— Exercise directions —
Retype the records in full, and please keep the pictures out of the copy.

— Data listing —
□ □ □ □ □

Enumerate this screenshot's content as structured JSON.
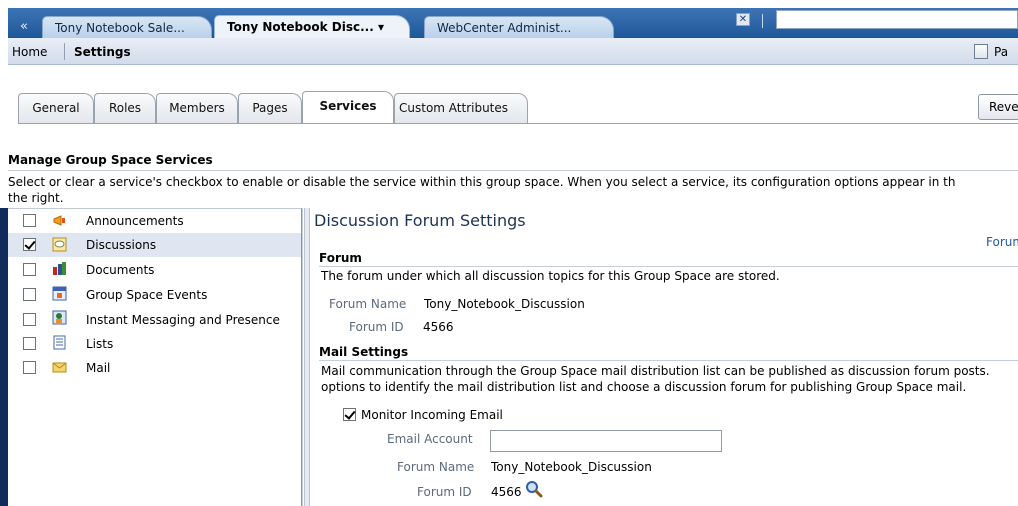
{
  "tabs": {
    "collapse": "«",
    "items": [
      {
        "label": "Tony Notebook Sale..."
      },
      {
        "label": "Tony Notebook Disc... ▾"
      },
      {
        "label": "WebCenter Administ..."
      }
    ],
    "search_value": ""
  },
  "breadcrumb": {
    "home": "Home",
    "current": "Settings"
  },
  "page_link": "Pa",
  "settings_tabs": [
    "General",
    "Roles",
    "Members",
    "Pages",
    "Services",
    "Custom Attributes"
  ],
  "revert_button": "Reve",
  "manage": {
    "heading": "Manage Group Space Services",
    "description_line1": "Select or clear a service's checkbox to enable or disable the service within this group space. When you select a service, its configuration options appear in th",
    "description_line2": "the right."
  },
  "services": [
    {
      "label": "Announcements",
      "checked": false
    },
    {
      "label": "Discussions",
      "checked": true
    },
    {
      "label": "Documents",
      "checked": false
    },
    {
      "label": "Group Space Events",
      "checked": false
    },
    {
      "label": "Instant Messaging and Presence",
      "checked": false
    },
    {
      "label": "Lists",
      "checked": false
    },
    {
      "label": "Mail",
      "checked": false
    }
  ],
  "panel": {
    "title": "Discussion Forum Settings",
    "forum_link": "Forum A",
    "forum_heading": "Forum",
    "forum_desc": "The forum under which all discussion topics for this Group Space are stored.",
    "forum_name_label": "Forum Name",
    "forum_name_value": "Tony_Notebook_Discussion",
    "forum_id_label": "Forum ID",
    "forum_id_value": "4566",
    "mail_heading": "Mail Settings",
    "mail_desc_line1": "Mail communication through the Group Space mail distribution list can be published as discussion forum posts.",
    "mail_desc_line2": "options to identify the mail distribution list and choose a discussion forum for publishing Group Space mail.",
    "monitor_label": "Monitor Incoming Email",
    "email_account_label": "Email Account",
    "email_account_value": "",
    "mail_forum_name_label": "Forum Name",
    "mail_forum_name_value": "Tony_Notebook_Discussion",
    "mail_forum_id_label": "Forum ID",
    "mail_forum_id_value": "4566"
  }
}
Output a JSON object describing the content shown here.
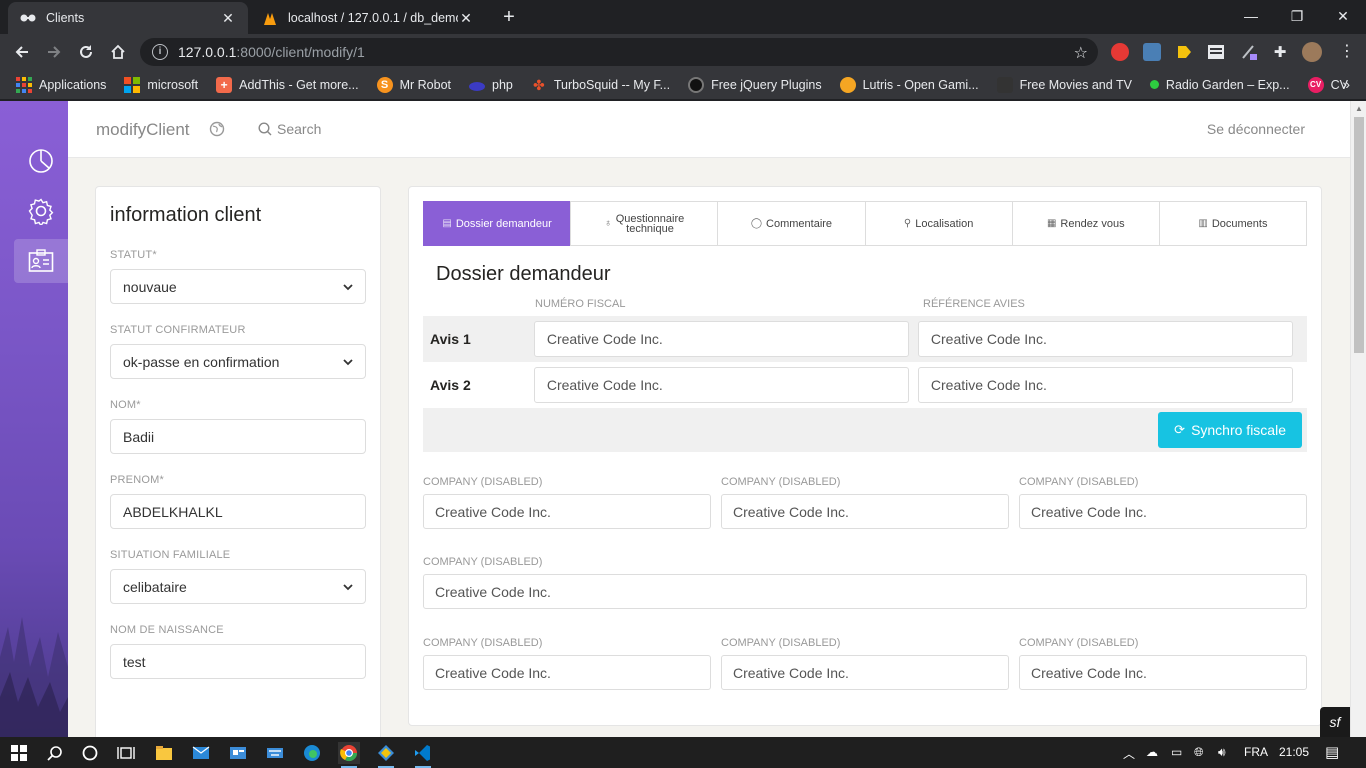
{
  "browser": {
    "tabs": [
      {
        "title": "Clients",
        "active": true
      },
      {
        "title": "localhost / 127.0.0.1 / db_demo |",
        "active": false
      }
    ],
    "url_host": "127.0.0.1",
    "url_rest": ":8000/client/modify/1",
    "bookmarks": [
      {
        "label": "Applications",
        "color": "#ea4335"
      },
      {
        "label": "microsoft",
        "color": "#f25022"
      },
      {
        "label": "AddThis - Get more...",
        "color": "#f26a4b"
      },
      {
        "label": "Mr Robot",
        "color": "#f7931e"
      },
      {
        "label": "php",
        "color": "#3b3bc4"
      },
      {
        "label": "TurboSquid -- My F...",
        "color": "#e8512b"
      },
      {
        "label": "Free jQuery Plugins",
        "color": "#222222"
      },
      {
        "label": "Lutris - Open Gami...",
        "color": "#f5a623"
      },
      {
        "label": "Free Movies and TV",
        "color": "#333333"
      },
      {
        "label": "Radio Garden – Exp...",
        "color": "#2ecc40"
      },
      {
        "label": "CV",
        "color": "#e91e63"
      }
    ]
  },
  "app": {
    "brand": "modifyClient",
    "search_label": "Search",
    "logout_label": "Se déconnecter",
    "accent_color": "#8a5fd6",
    "button_color": "#17c3e2"
  },
  "left_card": {
    "title": "information client",
    "fields": [
      {
        "label": "STATUT*",
        "value": "nouvaue",
        "type": "select"
      },
      {
        "label": "STATUT CONFIRMATEUR",
        "value": "ok-passe en confirmation",
        "type": "select"
      },
      {
        "label": "NOM*",
        "value": "Badii",
        "type": "input"
      },
      {
        "label": "PRENOM*",
        "value": "ABDELKHALKL",
        "type": "input"
      },
      {
        "label": "SITUATION FAMILIALE",
        "value": "celibataire",
        "type": "select"
      },
      {
        "label": "NOM DE NAISSANCE",
        "value": "test",
        "type": "input"
      }
    ]
  },
  "right_card": {
    "tabs": [
      {
        "label": "Dossier demandeur",
        "line2": "",
        "active": true
      },
      {
        "label": "Questionnaire",
        "line2": "technique",
        "active": false
      },
      {
        "label": "Commentaire",
        "line2": "",
        "active": false
      },
      {
        "label": "Localisation",
        "line2": "",
        "active": false
      },
      {
        "label": "Rendez vous",
        "line2": "",
        "active": false
      },
      {
        "label": "Documents",
        "line2": "",
        "active": false
      }
    ],
    "section_title": "Dossier demandeur",
    "col_fiscal": "NUMÉRO FISCAL",
    "col_ref": "RÉFÉRENCE AVIES",
    "avis": [
      {
        "label": "Avis 1",
        "fiscal": "Creative Code Inc.",
        "ref": "Creative Code Inc."
      },
      {
        "label": "Avis 2",
        "fiscal": "Creative Code Inc.",
        "ref": "Creative Code Inc."
      }
    ],
    "sync_label": "Synchro fiscale",
    "company_label": "COMPANY (DISABLED)",
    "company_value": "Creative Code Inc."
  },
  "taskbar": {
    "lang": "FRA",
    "time": "21:05"
  }
}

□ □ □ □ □

— Finished task —
Enumerate this screenshot's content as structured JSON.
{
  "tabs": {
    "collapse": "«",
    "items": [
      {
        "label": "Tony Notebook Sale..."
      },
      {
        "label": "Tony Notebook Disc... ▾"
      },
      {
        "label": "WebCenter Administ..."
      }
    ],
    "search_value": ""
  },
  "breadcrumb": {
    "home": "Home",
    "current": "Settings"
  },
  "page_link": "Pa",
  "settings_tabs": [
    "General",
    "Roles",
    "Members",
    "Pages",
    "Services",
    "Custom Attributes"
  ],
  "revert_button": "Reve",
  "manage": {
    "heading": "Manage Group Space Services",
    "description_line1": "Select or clear a service's checkbox to enable or disable the service within this group space. When you select a service, its configuration options appear in th",
    "description_line2": "the right."
  },
  "services": [
    {
      "label": "Announcements",
      "checked": false
    },
    {
      "label": "Discussions",
      "checked": true
    },
    {
      "label": "Documents",
      "checked": false
    },
    {
      "label": "Group Space Events",
      "checked": false
    },
    {
      "label": "Instant Messaging and Presence",
      "checked": false
    },
    {
      "label": "Lists",
      "checked": false
    },
    {
      "label": "Mail",
      "checked": false
    }
  ],
  "panel": {
    "title": "Discussion Forum Settings",
    "forum_link": "Forum A",
    "forum_heading": "Forum",
    "forum_desc": "The forum under which all discussion topics for this Group Space are stored.",
    "forum_name_label": "Forum Name",
    "forum_name_value": "Tony_Notebook_Discussion",
    "forum_id_label": "Forum ID",
    "forum_id_value": "4566",
    "mail_heading": "Mail Settings",
    "mail_desc_line1": "Mail communication through the Group Space mail distribution list can be published as discussion forum posts.",
    "mail_desc_line2": "options to identify the mail distribution list and choose a discussion forum for publishing Group Space mail.",
    "monitor_label": "Monitor Incoming Email",
    "email_account_label": "Email Account",
    "email_account_value": "",
    "mail_forum_name_label": "Forum Name",
    "mail_forum_name_value": "Tony_Notebook_Discussion",
    "mail_forum_id_label": "Forum ID",
    "mail_forum_id_value": "4566"
  }
}
Output a JSON object describing the content shown here.
{
  "browser": {
    "tabs": [
      {
        "title": "Clients",
        "active": true
      },
      {
        "title": "localhost / 127.0.0.1 / db_demo |",
        "active": false
      }
    ],
    "url_host": "127.0.0.1",
    "url_rest": ":8000/client/modify/1",
    "bookmarks": [
      {
        "label": "Applications",
        "color": "#ea4335"
      },
      {
        "label": "microsoft",
        "color": "#f25022"
      },
      {
        "label": "AddThis - Get more...",
        "color": "#f26a4b"
      },
      {
        "label": "Mr Robot",
        "color": "#f7931e"
      },
      {
        "label": "php",
        "color": "#3b3bc4"
      },
      {
        "label": "TurboSquid -- My F...",
        "color": "#e8512b"
      },
      {
        "label": "Free jQuery Plugins",
        "color": "#222222"
      },
      {
        "label": "Lutris - Open Gami...",
        "color": "#f5a623"
      },
      {
        "label": "Free Movies and TV",
        "color": "#333333"
      },
      {
        "label": "Radio Garden – Exp...",
        "color": "#2ecc40"
      },
      {
        "label": "CV",
        "color": "#e91e63"
      }
    ]
  },
  "app": {
    "brand": "modifyClient",
    "search_label": "Search",
    "logout_label": "Se déconnecter",
    "accent_color": "#8a5fd6",
    "button_color": "#17c3e2"
  },
  "left_card": {
    "title": "information client",
    "fields": [
      {
        "label": "STATUT*",
        "value": "nouvaue",
        "type": "select"
      },
      {
        "label": "STATUT CONFIRMATEUR",
        "value": "ok-passe en confirmation",
        "type": "select"
      },
      {
        "label": "NOM*",
        "value": "Badii",
        "type": "input"
      },
      {
        "label": "PRENOM*",
        "value": "ABDELKHALKL",
        "type": "input"
      },
      {
        "label": "SITUATION FAMILIALE",
        "value": "celibataire",
        "type": "select"
      },
      {
        "label": "NOM DE NAISSANCE",
        "value": "test",
        "type": "input"
      }
    ]
  },
  "right_card": {
    "tabs": [
      {
        "label": "Dossier demandeur",
        "line2": "",
        "active": true
      },
      {
        "label": "Questionnaire",
        "line2": "technique",
        "active": false
      },
      {
        "label": "Commentaire",
        "line2": "",
        "active": false
      },
      {
        "label": "Localisation",
        "line2": "",
        "active": false
      },
      {
        "label": "Rendez vous",
        "line2": "",
        "active": false
      },
      {
        "label": "Documents",
        "line2": "",
        "active": false
      }
    ],
    "section_title": "Dossier demandeur",
    "col_fiscal": "NUMÉRO FISCAL",
    "col_ref": "RÉFÉRENCE AVIES",
    "avis": [
      {
        "label": "Avis 1",
        "fiscal": "Creative Code Inc.",
        "ref": "Creative Code Inc."
      },
      {
        "label": "Avis 2",
        "fiscal": "Creative Code Inc.",
        "ref": "Creative Code Inc."
      }
    ],
    "sync_label": "Synchro fiscale",
    "company_label": "COMPANY (DISABLED)",
    "company_value": "Creative Code Inc."
  },
  "taskbar": {
    "lang": "FRA",
    "time": "21:05"
  }
}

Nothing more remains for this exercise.